Whether educational institutions need to register for GST depends on their annual turnover and the specific laws and regulations in their country.
In India educational institutions are required to register for GST if their annual turnover exceeds a certain threshold. For example, in India educational institutions with an annual turnover of over Rs. 20 lakhs (or Rs. 10 lakhs in some states) are required to register for GST.
However there may be certain exemptions and provisions for educational institutions in the GST laws of different countries. It is important for educational institutions to consult with a tax professional or seek guidance from their respective government's tax authority to determine their GST obligations.
In general it is advisable for educational institutions to comply with the tax laws and regulations in their country to avoid penalties and legal issues in the future.
GST Applicability to Higher Education Institutions
In India, GST is applicable to higher education institutions if their annual turnover exceeds a certain threshold. Educational institutions with an annual turnover of over Rs. 20 lakhs (or Rs. 10 lakhs in some states) are required to register for GST and collect GST on the services they provide such as tuition fees, hostel fees and other charges.
GST application to training programmes, camps, yoga programmes and other events
The applicability of GST to training programs, camps, yoga programs, and other events depends on the specific nature of the event.
In general if the event is being held for commercial purposes and there is a charge for participation, GST may be applicable. For example if a yoga studio or training center is conducting a paid yoga program or training session they may need to register for GST and collect GST on the fees charged.
Is GST applicable to books or stationery distributed to students?
The books and stationery distributed by educational institutions to students are exempt from GST. This exemption applies to books, notebooks, pencils, pens and other stationery items that are supplied by an educational institution to its students as part of the curriculum.
GST charges on private coaching centres and distance education with example
Private coaching centers and distance education institutions are subject to GST based on the services they provide.

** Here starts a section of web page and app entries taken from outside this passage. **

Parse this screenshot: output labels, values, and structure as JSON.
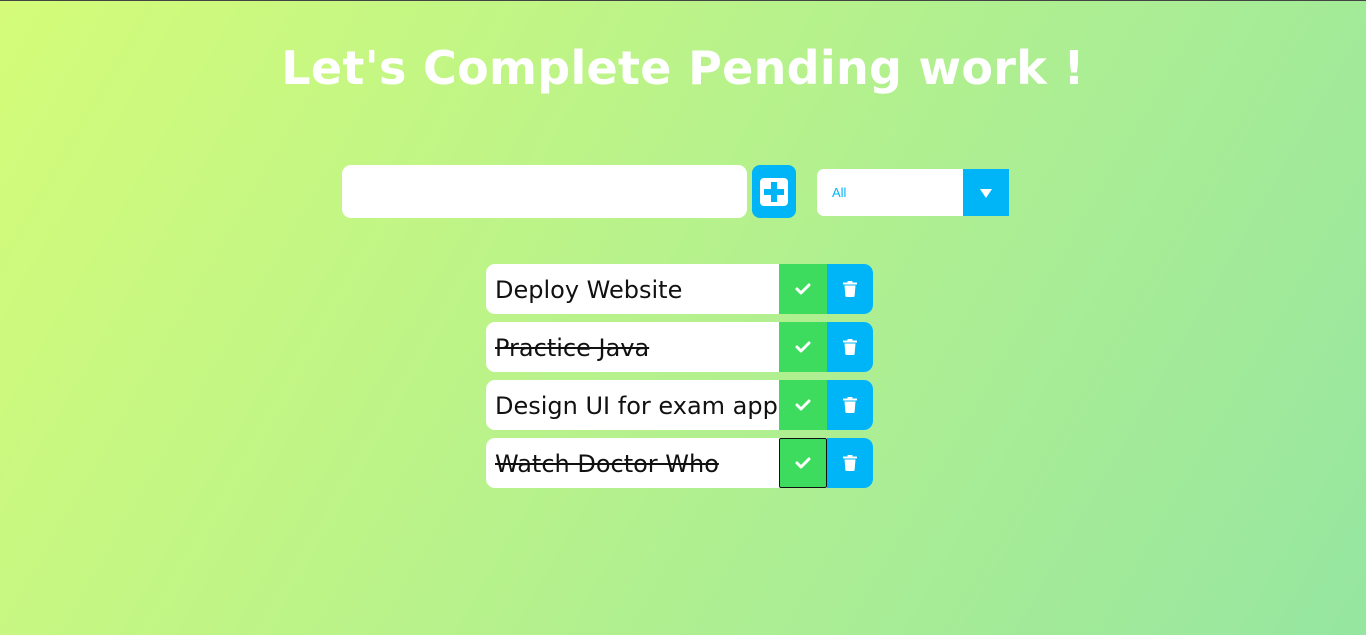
{
  "header": {
    "title": "Let's Complete Pending work !"
  },
  "form": {
    "input_value": "",
    "input_placeholder": "",
    "add_icon": "plus-square-icon",
    "filter": {
      "selected": "All",
      "arrow_icon": "caret-down-icon"
    }
  },
  "todos": [
    {
      "text": "Deploy Website",
      "completed": false
    },
    {
      "text": "Practice Java",
      "completed": true
    },
    {
      "text": "Design UI for exam app",
      "completed": false
    },
    {
      "text": "Watch Doctor Who",
      "completed": true
    }
  ],
  "icons": {
    "check": "check-icon",
    "trash": "trash-icon"
  },
  "colors": {
    "accent": "#00b4f8",
    "check": "#3ddc5e",
    "gradient_start": "#d4fc79",
    "gradient_end": "#96e6a1",
    "title": "#ffffff"
  }
}
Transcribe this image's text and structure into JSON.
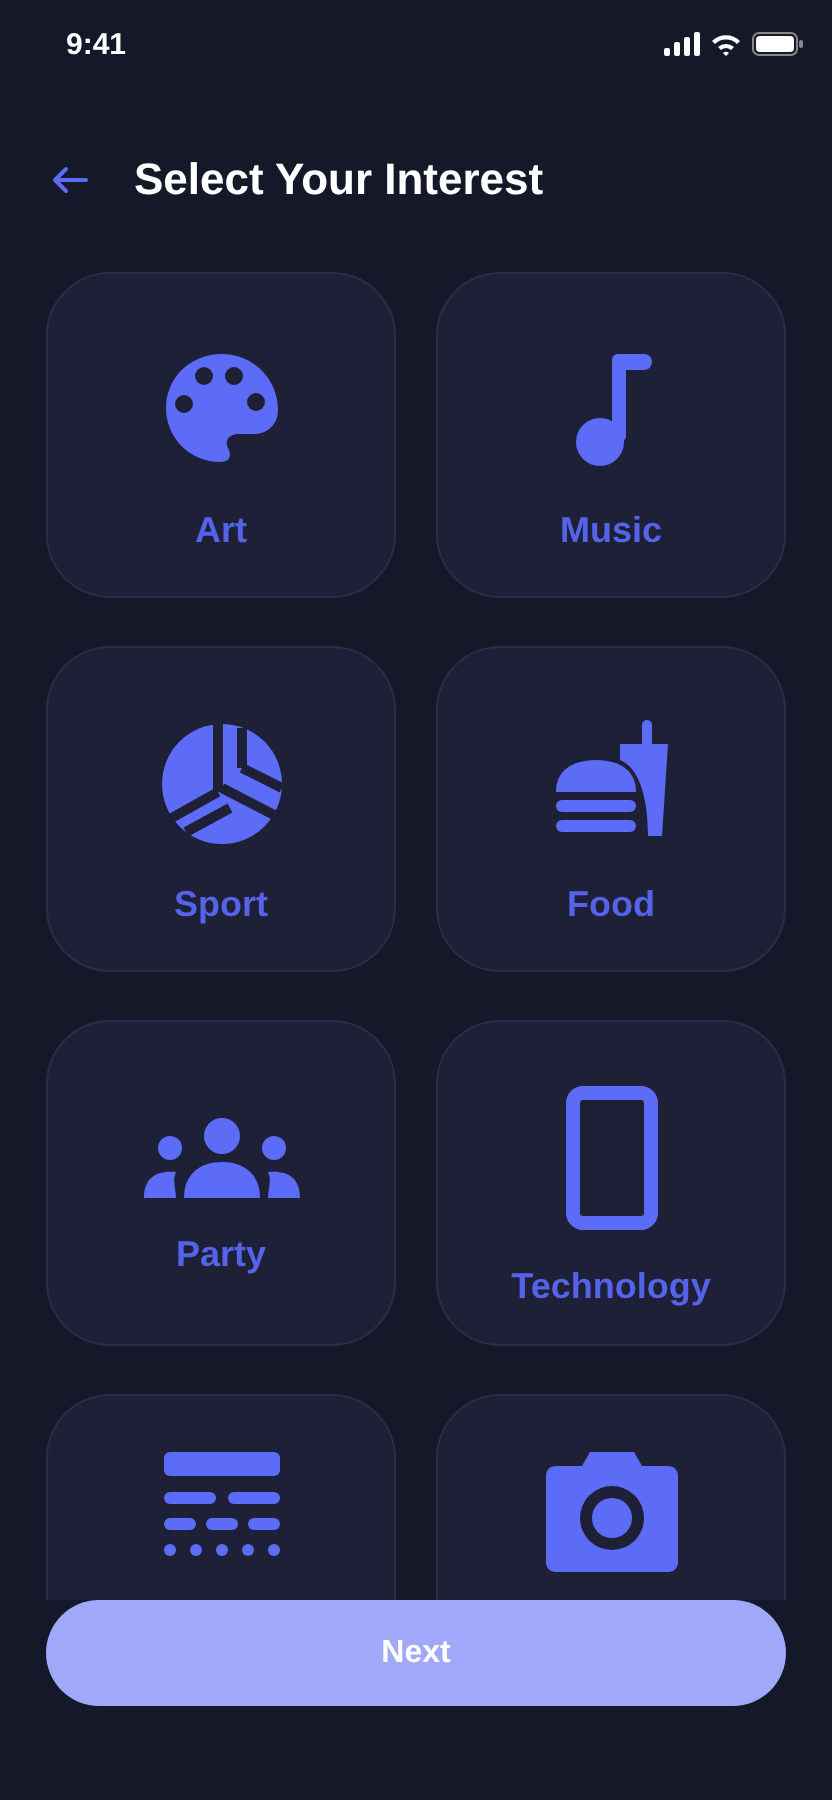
{
  "status_bar": {
    "time": "9:41"
  },
  "header": {
    "title": "Select Your Interest"
  },
  "interests": [
    {
      "kind": "palette",
      "label": "Art",
      "selected": false
    },
    {
      "kind": "note",
      "label": "Music",
      "selected": false
    },
    {
      "kind": "ball",
      "label": "Sport",
      "selected": false
    },
    {
      "kind": "burger",
      "label": "Food",
      "selected": false
    },
    {
      "kind": "people",
      "label": "Party",
      "selected": false
    },
    {
      "kind": "phone",
      "label": "Technology",
      "selected": false
    },
    {
      "kind": "lines",
      "selected": false
    },
    {
      "kind": "camera",
      "selected": false
    }
  ],
  "next_button": {
    "label": "Next"
  }
}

Private coaching centers that provide coaching services for a fee are subject to GST at a rate of 18%. Similarly distance education institutions that provide online courses or programs for a fee are also subject to GST at the same rate.
Let's consider an example of a private coaching center called M/s XYZ Tutorials which provides tuitions for Class 11th and 12th students for subjects such as Maths, Physics, Biology and Chemistry including JEE exams. A student enrolls in their Class 12th program plus JEE coaching for which the billing is as follows:
- Tuition fee: Rs. 35,000
- Books: Rs. 10,000
- Maintenance fee: Rs. 5,000
- Total value of invoice (before tax): Rs. 50,000
The taxable value would be Rs. 40,000 (Rs. 35,000 + Rs. 5,000), and the GST charged would be Rs. 7,200 (18% of Rs. 40,000). Thus, the total payable would be Rs. 57,200 (Rs. 50,000 + Rs. 7,200).
Private coaching centers and distance education institutions are required to file GST returns like any other taxpayer in GSTR-1 and GSTR-3B either monthly or quarterly depending on their turnover and whether they opt for the QRMP scheme. If they have opted for the composition scheme for service providers they must pay tax in CMP-08 and file GSTR-4 once a year.
The rise in the cost of higher education and distance education due to the implementation of GST has become a concern in India, given the country's large population and poverty. While schools are exempt from GST the same exemption does not apply to higher education institutions leading to an increase in the cost of education. Some argue that the government should consider exempting higher education institutions from GST to make education more accessible and affordable.
In conclusion private coaching centers and distance education institutions are subject to GST at a rate of 18% on the services they provide and it is essential to comply with the tax laws and regulations to avoid penalties and legal issues.